Supplied records section start
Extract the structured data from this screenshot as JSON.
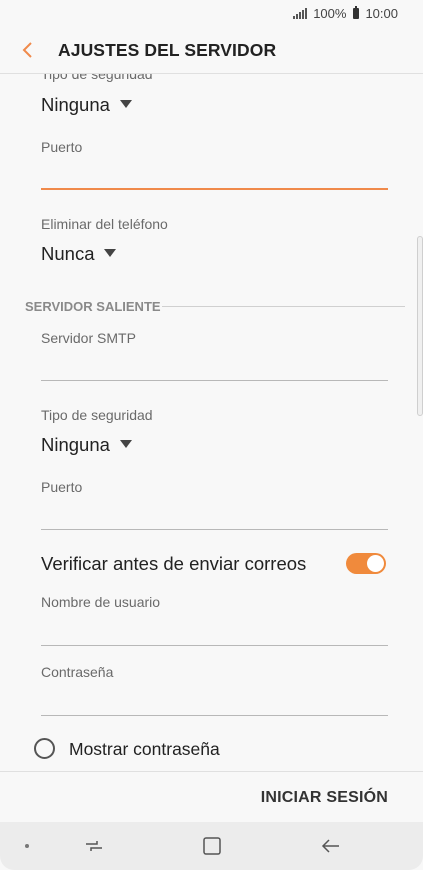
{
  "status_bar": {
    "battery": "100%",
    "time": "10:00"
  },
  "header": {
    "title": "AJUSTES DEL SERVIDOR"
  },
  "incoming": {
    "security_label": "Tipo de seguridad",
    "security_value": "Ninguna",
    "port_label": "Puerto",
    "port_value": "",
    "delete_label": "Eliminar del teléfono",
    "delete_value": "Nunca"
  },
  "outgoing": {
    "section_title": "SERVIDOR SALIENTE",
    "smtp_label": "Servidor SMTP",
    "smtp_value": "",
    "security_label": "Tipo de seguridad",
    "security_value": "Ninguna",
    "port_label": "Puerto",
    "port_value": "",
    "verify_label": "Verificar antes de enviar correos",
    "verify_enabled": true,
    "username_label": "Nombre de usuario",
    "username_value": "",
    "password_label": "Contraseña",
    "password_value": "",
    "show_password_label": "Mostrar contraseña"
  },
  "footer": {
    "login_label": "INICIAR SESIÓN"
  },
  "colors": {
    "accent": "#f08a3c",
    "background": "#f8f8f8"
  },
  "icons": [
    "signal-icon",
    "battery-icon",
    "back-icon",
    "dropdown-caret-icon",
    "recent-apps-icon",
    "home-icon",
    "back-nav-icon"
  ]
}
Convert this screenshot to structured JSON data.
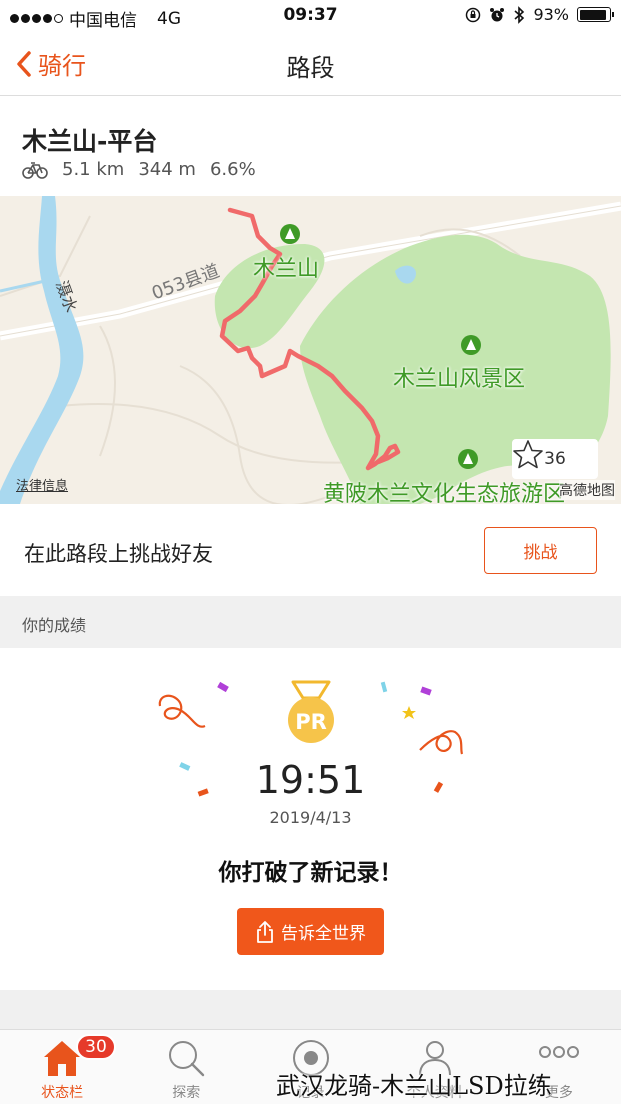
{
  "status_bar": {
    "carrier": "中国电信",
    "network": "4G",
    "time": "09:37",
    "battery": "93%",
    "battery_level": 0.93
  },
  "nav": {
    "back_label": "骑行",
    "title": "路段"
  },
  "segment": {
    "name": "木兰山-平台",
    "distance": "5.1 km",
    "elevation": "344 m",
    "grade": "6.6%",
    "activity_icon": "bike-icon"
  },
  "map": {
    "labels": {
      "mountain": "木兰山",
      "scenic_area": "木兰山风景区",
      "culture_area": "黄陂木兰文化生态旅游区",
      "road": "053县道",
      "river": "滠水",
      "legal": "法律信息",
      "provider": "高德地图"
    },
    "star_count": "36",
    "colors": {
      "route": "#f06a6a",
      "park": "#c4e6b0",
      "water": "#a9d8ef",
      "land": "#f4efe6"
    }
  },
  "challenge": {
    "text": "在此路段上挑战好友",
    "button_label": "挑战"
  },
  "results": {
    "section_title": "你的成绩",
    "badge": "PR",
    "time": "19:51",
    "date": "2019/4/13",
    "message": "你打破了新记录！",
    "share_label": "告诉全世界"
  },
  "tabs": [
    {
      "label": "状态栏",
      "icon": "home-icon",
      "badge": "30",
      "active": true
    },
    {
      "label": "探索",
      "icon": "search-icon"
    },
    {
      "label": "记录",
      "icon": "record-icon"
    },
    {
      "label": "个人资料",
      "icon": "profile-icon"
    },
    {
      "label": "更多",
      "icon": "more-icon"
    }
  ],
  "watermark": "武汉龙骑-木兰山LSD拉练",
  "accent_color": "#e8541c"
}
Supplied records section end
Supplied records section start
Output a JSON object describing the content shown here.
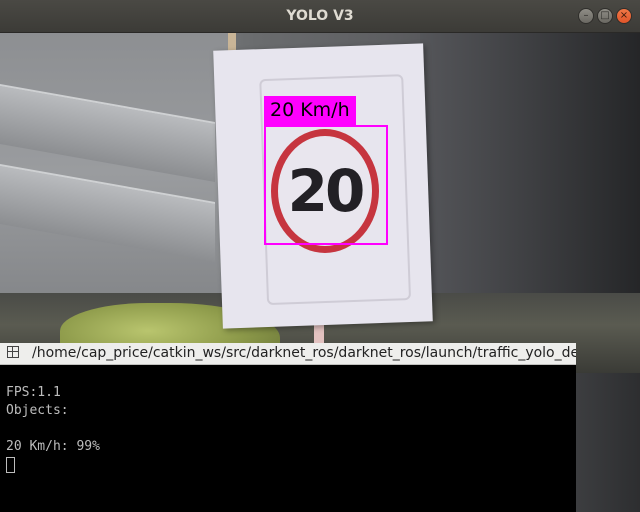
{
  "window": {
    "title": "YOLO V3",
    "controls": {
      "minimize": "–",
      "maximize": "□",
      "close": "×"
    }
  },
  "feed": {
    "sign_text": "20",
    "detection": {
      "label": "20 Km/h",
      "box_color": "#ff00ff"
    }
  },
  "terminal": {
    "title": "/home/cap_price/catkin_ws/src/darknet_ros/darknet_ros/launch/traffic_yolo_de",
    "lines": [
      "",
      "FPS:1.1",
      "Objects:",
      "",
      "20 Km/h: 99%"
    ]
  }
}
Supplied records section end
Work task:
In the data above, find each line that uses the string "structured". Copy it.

Expected answer:
Extract the structured data from this screenshot as JSON.
Convert this screenshot to structured JSON data.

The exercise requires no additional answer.